Three watch parties were held for the virtual debate.
Posted at 11:35 PM, Oct 08, 2023

INDIANAPOLIS— On Sunday night people gathered inside the Indianapolis Urban League to watch the second debate between Mayor Joe Hogsett and Republican candidate Jefferson Shreve.

This debate focused on issues in the black community. Three viewing parties were held across the city. This debate was virtual.

"A lot of it is uncertainty. A lot of people are still uncertain about voting, so we’re hoping this gives some light into what they have on their platform," said Kelly Doucet, the president of the The Exchange at the Indianapolis Urban League.

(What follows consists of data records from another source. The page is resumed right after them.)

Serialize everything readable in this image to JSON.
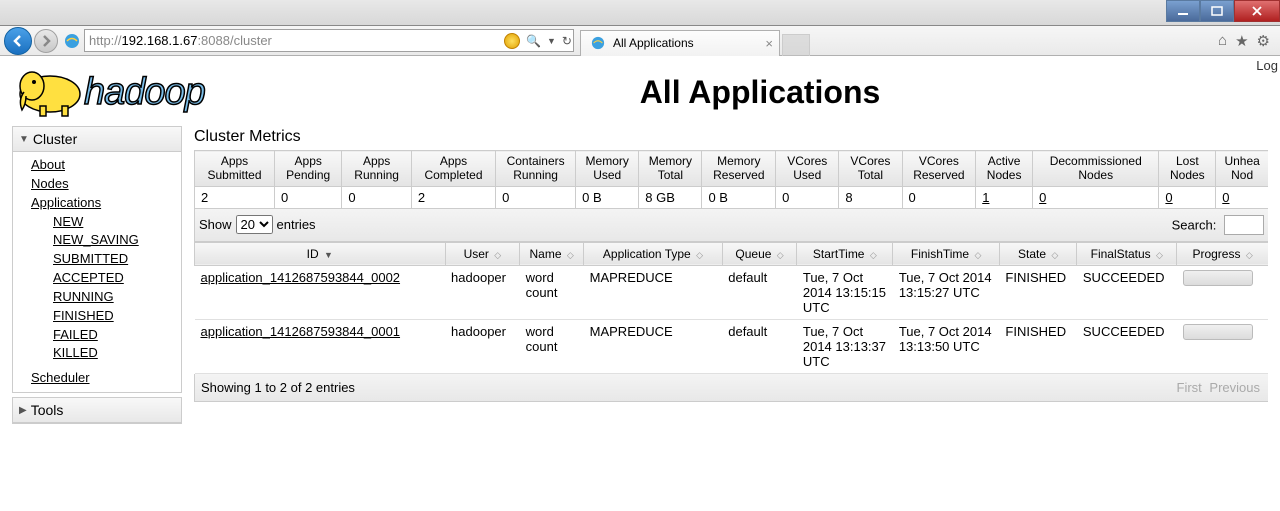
{
  "browser": {
    "url_proto": "http://",
    "url_host": "192.168.1.67",
    "url_port": ":8088",
    "url_path": "/cluster",
    "tab_title": "All Applications"
  },
  "page": {
    "logo_text": "hadoop",
    "title": "All Applications",
    "login_text": "Log"
  },
  "sidebar": {
    "cluster_head": "Cluster",
    "about": "About",
    "nodes": "Nodes",
    "applications": "Applications",
    "states": [
      "NEW",
      "NEW_SAVING",
      "SUBMITTED",
      "ACCEPTED",
      "RUNNING",
      "FINISHED",
      "FAILED",
      "KILLED"
    ],
    "scheduler": "Scheduler",
    "tools_head": "Tools"
  },
  "metrics": {
    "title": "Cluster Metrics",
    "headers": [
      "Apps Submitted",
      "Apps Pending",
      "Apps Running",
      "Apps Completed",
      "Containers Running",
      "Memory Used",
      "Memory Total",
      "Memory Reserved",
      "VCores Used",
      "VCores Total",
      "VCores Reserved",
      "Active Nodes",
      "Decommissioned Nodes",
      "Lost Nodes",
      "Unhea Nod"
    ],
    "values": [
      "2",
      "0",
      "0",
      "2",
      "0",
      "0 B",
      "8 GB",
      "0 B",
      "0",
      "8",
      "0",
      "1",
      "0",
      "0",
      "0"
    ],
    "links": [
      false,
      false,
      false,
      false,
      false,
      false,
      false,
      false,
      false,
      false,
      false,
      true,
      true,
      true,
      true
    ]
  },
  "list_controls": {
    "show_prefix": "Show",
    "show_value": "20",
    "show_suffix": "entries",
    "search_label": "Search:"
  },
  "apps": {
    "headers": [
      "ID",
      "User",
      "Name",
      "Application Type",
      "Queue",
      "StartTime",
      "FinishTime",
      "State",
      "FinalStatus",
      "Progress"
    ],
    "rows": [
      {
        "id": "application_1412687593844_0002",
        "user": "hadooper",
        "name": "word count",
        "type": "MAPREDUCE",
        "queue": "default",
        "start": "Tue, 7 Oct 2014 13:15:15 UTC",
        "finish": "Tue, 7 Oct 2014 13:15:27 UTC",
        "state": "FINISHED",
        "final": "SUCCEEDED"
      },
      {
        "id": "application_1412687593844_0001",
        "user": "hadooper",
        "name": "word count",
        "type": "MAPREDUCE",
        "queue": "default",
        "start": "Tue, 7 Oct 2014 13:13:37 UTC",
        "finish": "Tue, 7 Oct 2014 13:13:50 UTC",
        "state": "FINISHED",
        "final": "SUCCEEDED"
      }
    ]
  },
  "footer": {
    "showing": "Showing 1 to 2 of 2 entries",
    "first": "First",
    "previous": "Previous"
  }
}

Public safety issues kicked off the debate. Both candidates addressed IMPD's staffing shortage, how they plan to fix it including recruiting more black officers, and how they plan to continue to build the relationship between officers and the black community.

"And when we do because we will I think you will see an increase in the diversity across the board of the Indianapolis Metropolitan Police Department," said Mayor Joe Hogsett.

"The department of IMPD needs to be reflective of this community that includes African Americans of which our department is not even half reflective of," said Republican candidate Jefferson Shreve.

Cecelia Wisdom watched the debate and said she still has questions on how they plan to address the police department.

"They keep saying police are retiring. The question they should have gotten in was why are they leaving, you know what is the problem that is making them leave. That’s what should have been addressed if the issue is retention. We didn’t get a clarification on that," said Wisdom.

Wisdom says her biggest concern is education.

"I was shocked to find it’s such a low population of people left in the public schools that the charter schools are so prolific that they’re stealing away the students," said Wisdom.

Education and charter schools were brought up during the debate. Moderators noted that more than half the students who live in the boundaries of IPS go to a charter school. Voters are asking for a moratorium on opening any new ones, but both Hogsett and Shreve say they don't plan on putting a halt to charter schools.

"I’m not proposing a moratorium. I am proposing oversight and quality control which is the responsibility of the mayors office and council committee," said Shreve.

"We focus on quality not quantity and it’s important that we continue to provide these types of learning opportunities for students especially in areas of historically undeserved populations," said Hogsett.

Questions during the hour debate also centered around food deserts and housing including rising rents and property taxes.

"We can have development without displacement," said Shreve.

"In the 2024 budgeting process we’re piloting a program to keep long time residents in their homes," said Hogsett referencing the Riverside neighborhood as the the first location.

Anthony Murdock was also in attendance and says these are all necessary conversations. He's interested in how both candidates plan to help minority business owners and entrepreneurs.

"When you invest in black entrepreneurship you’re closing the racial wealth gap and both of the candidates in some capacity talked about a design to that work but it’s going to be difficult to say you’re about that work if you’re not investing in black entrepreneurship," said Murdock.